The celebrity chef said the plan to axe junk food adverts before a 9pm watershed, which has been put on hold for a year, was key to protecting child health. Ministers are also deferring the ban on buy-one-get-one-free deals for foods and drinks high in fat, salt or sugar in England for 12 months so they can review the impact on family budgets.
The move was welcomed by the industry and by some Tory MPs but has left health campaigners shocked.
Mr Oliver, 46, posted: “We know there’s a vital need to protect child health and make sure the next generation doesn’t suffer from diet-related disease. Policies like restricting junk food advertising to kids are crucial for levelling up and popular with the public.
‘Parents kids more “This is a wasted opportunity and it starts to erode the whole obesity strategy – which at some point looked progressive and world-leading “Parents and kids don’t want to hear any more excuses from the Government.”
The delay was also criticised by former health minister Lord Bethell, who said failure to tackle the “obesity crisis” would simply add to the strain on the NHS.
He told BBC Radio 4’s Today show: “I am concerned that it will blow a hole in the obesity strategy.
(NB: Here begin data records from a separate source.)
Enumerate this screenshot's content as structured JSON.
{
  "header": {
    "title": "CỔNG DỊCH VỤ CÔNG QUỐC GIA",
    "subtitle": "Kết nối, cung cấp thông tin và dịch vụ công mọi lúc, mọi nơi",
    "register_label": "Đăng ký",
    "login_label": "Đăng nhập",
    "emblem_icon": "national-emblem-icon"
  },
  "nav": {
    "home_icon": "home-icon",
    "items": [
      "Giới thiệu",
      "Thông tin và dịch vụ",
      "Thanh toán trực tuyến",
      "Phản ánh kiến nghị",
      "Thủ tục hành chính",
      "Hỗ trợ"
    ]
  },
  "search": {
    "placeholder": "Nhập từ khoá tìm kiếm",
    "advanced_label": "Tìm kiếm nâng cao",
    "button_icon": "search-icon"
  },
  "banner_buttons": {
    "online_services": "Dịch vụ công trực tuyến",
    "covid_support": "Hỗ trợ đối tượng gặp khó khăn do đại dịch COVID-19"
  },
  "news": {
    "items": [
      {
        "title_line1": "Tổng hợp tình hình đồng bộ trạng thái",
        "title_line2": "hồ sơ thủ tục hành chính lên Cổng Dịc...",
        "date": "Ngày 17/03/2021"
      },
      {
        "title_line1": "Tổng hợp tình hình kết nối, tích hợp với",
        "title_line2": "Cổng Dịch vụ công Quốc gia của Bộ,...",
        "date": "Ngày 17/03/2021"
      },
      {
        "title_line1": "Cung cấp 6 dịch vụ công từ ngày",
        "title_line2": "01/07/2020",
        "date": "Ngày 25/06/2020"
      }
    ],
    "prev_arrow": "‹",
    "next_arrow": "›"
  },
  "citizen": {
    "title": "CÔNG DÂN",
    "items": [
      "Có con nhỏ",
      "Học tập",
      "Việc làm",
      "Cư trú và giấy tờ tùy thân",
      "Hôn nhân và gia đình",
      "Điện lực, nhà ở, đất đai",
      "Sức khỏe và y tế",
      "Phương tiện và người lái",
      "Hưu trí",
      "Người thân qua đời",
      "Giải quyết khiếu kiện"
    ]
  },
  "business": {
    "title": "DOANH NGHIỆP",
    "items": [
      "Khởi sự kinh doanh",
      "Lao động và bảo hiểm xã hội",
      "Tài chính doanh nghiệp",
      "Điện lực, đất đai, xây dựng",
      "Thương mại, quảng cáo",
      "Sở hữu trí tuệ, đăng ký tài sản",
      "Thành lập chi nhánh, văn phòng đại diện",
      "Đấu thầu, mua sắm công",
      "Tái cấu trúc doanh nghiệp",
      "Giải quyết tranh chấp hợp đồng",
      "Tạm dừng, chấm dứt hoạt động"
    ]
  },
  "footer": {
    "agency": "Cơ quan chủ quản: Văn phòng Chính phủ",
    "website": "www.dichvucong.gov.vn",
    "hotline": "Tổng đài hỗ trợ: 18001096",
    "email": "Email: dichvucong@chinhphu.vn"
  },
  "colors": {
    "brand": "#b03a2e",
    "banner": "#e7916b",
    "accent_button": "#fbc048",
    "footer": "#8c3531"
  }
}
That has a massive follow-on effect on all of our health targets.
“More people are getting cancer due to obesityrelated effects. All of this illness that is caused by [being] overweight from junk food is being carried by the NHS and the taxpayer.”
But Tory MP Esther McVey said she is delighted by the rethink and argues the measures should be permanently abandoned.
She said: “Thank goodness common sense has prevailed, for how on earth in a cost-of-living crisis could the Government be banning ‘get one free’?
“People need to be free to make their own choices.”
The Department of Health and Social Care said the ban on multi-buy promotions will now take effect in October 2023 and the ban on pre-9pm adverts will be moved back to January 2024.
Public health minister Maggie Throup said the Government is still committed to ending obesity, adding: “Pausing restrictions on deals like buy-one-get-one-free will allow us to understand its impact [amid] an unprecedented global economic situation.”